● ACTIVITY
In the entries below, find every line holding the string "Mullingar" and collect it.

START SOURCE DATA

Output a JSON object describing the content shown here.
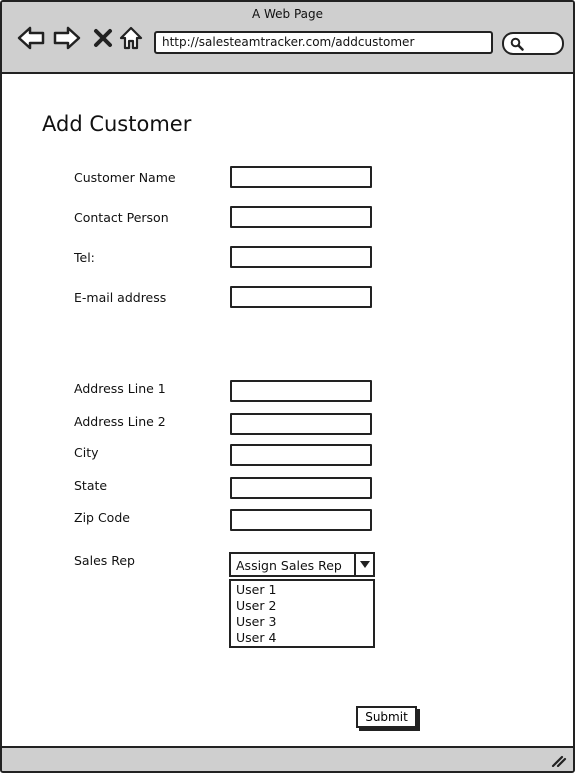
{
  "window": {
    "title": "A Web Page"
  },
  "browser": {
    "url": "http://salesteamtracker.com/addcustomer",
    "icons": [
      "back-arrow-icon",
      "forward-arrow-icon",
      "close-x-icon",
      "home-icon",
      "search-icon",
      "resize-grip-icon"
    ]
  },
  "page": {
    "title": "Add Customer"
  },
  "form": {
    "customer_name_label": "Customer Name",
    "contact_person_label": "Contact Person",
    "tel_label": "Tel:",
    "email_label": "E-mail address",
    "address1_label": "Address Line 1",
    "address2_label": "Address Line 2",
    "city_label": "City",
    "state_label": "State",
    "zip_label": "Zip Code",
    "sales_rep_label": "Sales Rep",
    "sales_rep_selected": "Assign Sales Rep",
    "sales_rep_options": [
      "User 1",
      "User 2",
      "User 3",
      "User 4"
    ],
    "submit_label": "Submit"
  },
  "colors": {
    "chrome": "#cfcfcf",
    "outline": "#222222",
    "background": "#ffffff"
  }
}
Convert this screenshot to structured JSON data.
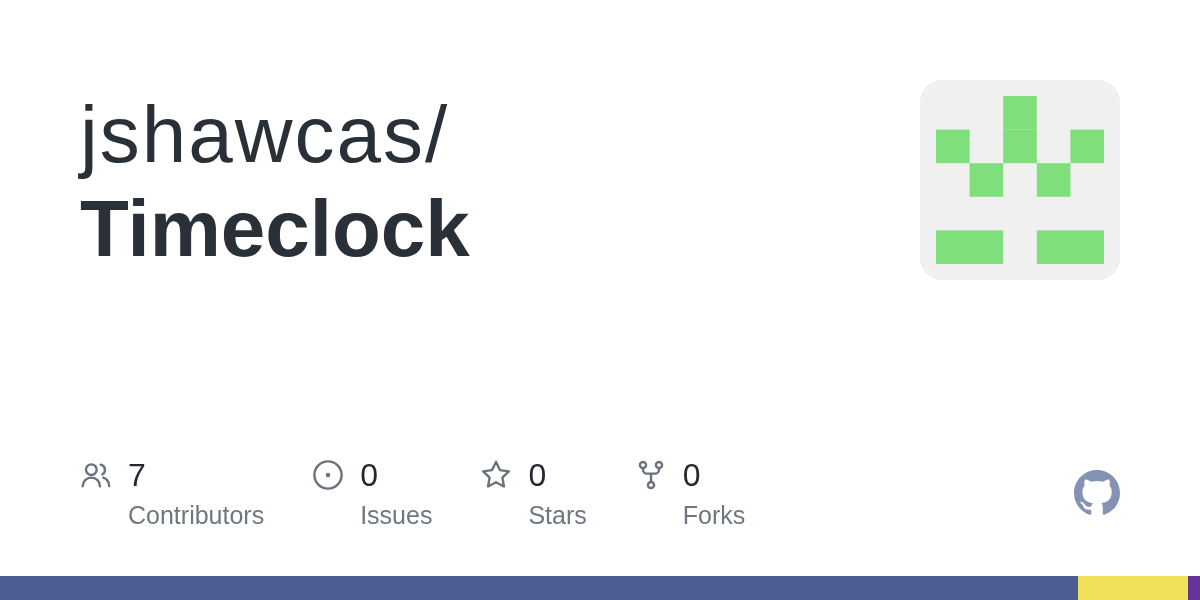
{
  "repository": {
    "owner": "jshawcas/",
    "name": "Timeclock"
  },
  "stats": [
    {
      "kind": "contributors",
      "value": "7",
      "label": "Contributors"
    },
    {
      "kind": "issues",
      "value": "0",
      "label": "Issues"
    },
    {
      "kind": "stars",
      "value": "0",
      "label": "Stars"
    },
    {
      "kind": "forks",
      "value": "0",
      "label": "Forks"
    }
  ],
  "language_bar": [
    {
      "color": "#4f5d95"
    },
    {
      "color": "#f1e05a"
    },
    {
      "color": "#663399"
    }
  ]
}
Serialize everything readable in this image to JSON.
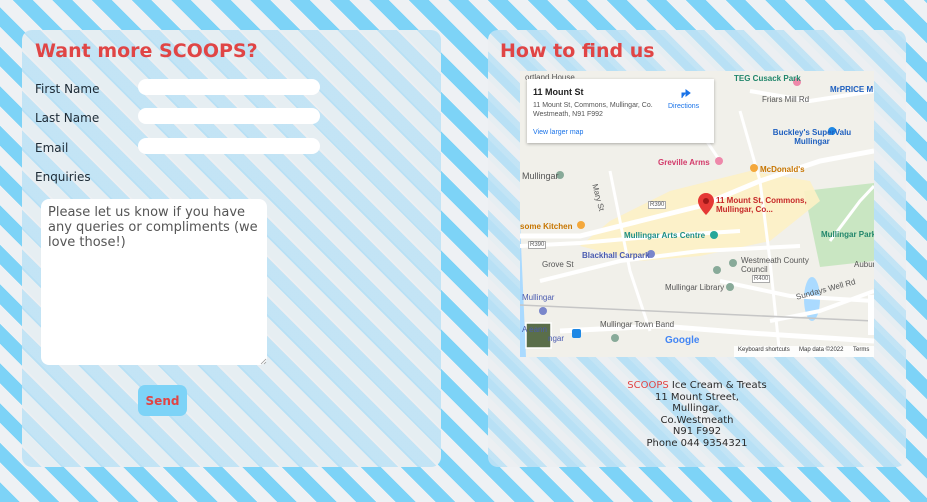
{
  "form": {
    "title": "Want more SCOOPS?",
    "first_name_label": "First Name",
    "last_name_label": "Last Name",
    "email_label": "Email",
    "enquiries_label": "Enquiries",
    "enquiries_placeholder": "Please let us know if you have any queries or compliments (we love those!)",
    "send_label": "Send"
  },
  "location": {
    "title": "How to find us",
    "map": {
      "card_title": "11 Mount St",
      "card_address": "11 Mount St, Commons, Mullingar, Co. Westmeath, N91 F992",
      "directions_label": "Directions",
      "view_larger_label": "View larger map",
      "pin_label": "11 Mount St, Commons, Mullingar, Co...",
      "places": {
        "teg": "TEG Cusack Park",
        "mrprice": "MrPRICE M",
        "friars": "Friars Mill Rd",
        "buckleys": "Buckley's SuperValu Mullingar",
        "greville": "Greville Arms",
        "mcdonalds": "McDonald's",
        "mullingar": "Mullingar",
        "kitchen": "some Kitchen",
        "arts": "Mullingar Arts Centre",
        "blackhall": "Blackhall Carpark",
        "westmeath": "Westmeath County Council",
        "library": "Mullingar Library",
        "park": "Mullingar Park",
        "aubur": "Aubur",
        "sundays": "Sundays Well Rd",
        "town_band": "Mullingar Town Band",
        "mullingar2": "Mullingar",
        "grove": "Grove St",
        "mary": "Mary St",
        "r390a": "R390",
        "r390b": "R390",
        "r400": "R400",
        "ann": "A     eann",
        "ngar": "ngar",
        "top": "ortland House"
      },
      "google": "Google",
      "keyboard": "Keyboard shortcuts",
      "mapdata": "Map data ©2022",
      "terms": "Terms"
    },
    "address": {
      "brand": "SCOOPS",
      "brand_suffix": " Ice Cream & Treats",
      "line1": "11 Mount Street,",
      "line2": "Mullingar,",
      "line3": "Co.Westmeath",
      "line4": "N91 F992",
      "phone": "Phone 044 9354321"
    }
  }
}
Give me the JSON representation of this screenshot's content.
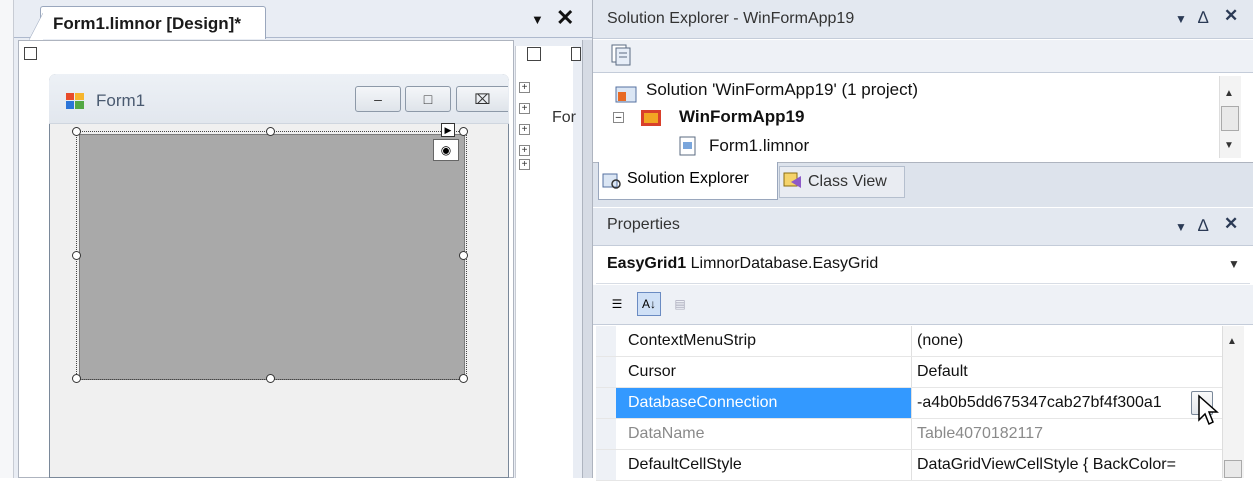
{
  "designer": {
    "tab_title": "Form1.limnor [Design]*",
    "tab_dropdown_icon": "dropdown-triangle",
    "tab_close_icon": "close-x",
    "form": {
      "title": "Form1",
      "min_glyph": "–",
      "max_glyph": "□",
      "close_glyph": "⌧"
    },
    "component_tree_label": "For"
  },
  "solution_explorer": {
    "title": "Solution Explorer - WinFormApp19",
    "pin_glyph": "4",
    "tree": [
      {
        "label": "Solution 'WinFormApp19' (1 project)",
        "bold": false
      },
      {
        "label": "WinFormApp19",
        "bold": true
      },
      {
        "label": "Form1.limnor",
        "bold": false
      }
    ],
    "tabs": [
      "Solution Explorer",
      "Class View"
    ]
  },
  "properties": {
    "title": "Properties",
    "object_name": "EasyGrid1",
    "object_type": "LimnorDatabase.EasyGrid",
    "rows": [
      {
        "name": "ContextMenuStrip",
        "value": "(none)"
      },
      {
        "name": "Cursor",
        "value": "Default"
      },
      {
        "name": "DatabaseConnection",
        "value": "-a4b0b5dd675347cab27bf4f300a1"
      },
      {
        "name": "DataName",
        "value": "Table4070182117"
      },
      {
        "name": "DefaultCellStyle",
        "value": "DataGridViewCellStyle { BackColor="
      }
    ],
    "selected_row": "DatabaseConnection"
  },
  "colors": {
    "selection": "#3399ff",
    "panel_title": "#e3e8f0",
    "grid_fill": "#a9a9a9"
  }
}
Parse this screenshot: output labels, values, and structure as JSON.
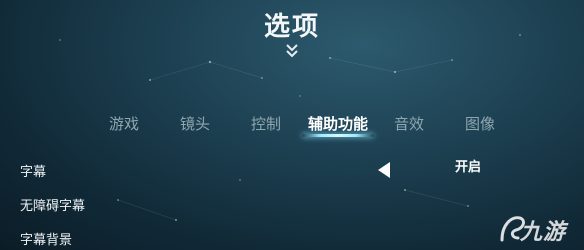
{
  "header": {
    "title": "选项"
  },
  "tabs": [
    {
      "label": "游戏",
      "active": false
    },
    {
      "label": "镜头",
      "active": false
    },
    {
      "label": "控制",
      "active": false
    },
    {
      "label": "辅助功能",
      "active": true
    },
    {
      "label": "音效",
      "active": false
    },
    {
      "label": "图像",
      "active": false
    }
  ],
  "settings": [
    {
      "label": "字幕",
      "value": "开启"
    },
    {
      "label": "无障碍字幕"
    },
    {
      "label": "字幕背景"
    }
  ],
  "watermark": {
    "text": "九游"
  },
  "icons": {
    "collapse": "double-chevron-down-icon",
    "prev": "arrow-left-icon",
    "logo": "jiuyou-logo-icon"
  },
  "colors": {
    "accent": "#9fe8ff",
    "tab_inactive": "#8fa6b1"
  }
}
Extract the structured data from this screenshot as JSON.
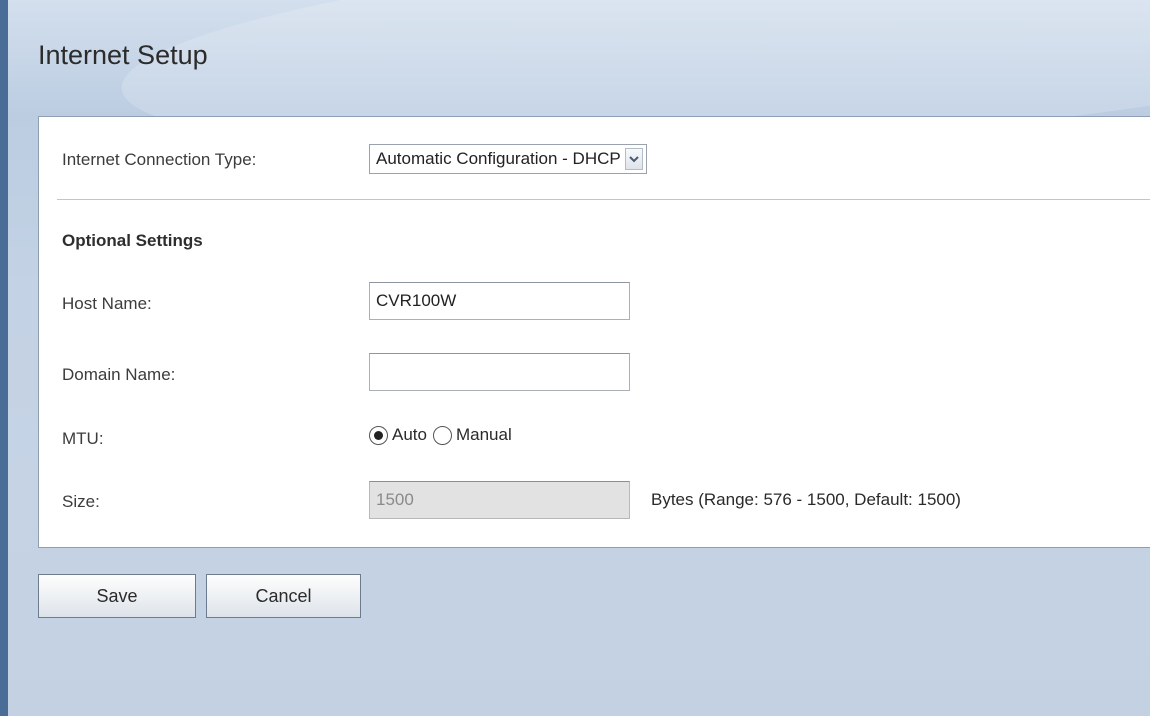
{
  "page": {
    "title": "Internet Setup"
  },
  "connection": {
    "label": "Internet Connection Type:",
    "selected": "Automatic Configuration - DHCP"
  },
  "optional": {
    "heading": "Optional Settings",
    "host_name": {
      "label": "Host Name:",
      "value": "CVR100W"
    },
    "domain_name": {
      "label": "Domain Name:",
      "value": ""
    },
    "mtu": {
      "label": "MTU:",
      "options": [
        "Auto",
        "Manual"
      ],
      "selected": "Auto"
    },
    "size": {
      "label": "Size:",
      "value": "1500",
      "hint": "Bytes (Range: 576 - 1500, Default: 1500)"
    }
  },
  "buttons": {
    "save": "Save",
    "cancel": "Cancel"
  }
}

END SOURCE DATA

● ANSWER BOX
      "card_address": "11 Mount St, Commons, Mullingar, Co. Westmeath, N91 F992",
      "pin_label": "11 Mount St, Commons, Mullingar, Co...",
        "buckleys": "Buckley's SuperValu Mullingar",
        "mullingar": "Mullingar",
        "arts": "Mullingar Arts Centre",
        "library": "Mullingar Library",
        "park": "Mullingar Park",
        "town_band": "Mullingar Town Band",
        "mullingar2": "Mullingar",
      "line2": "Mullingar,",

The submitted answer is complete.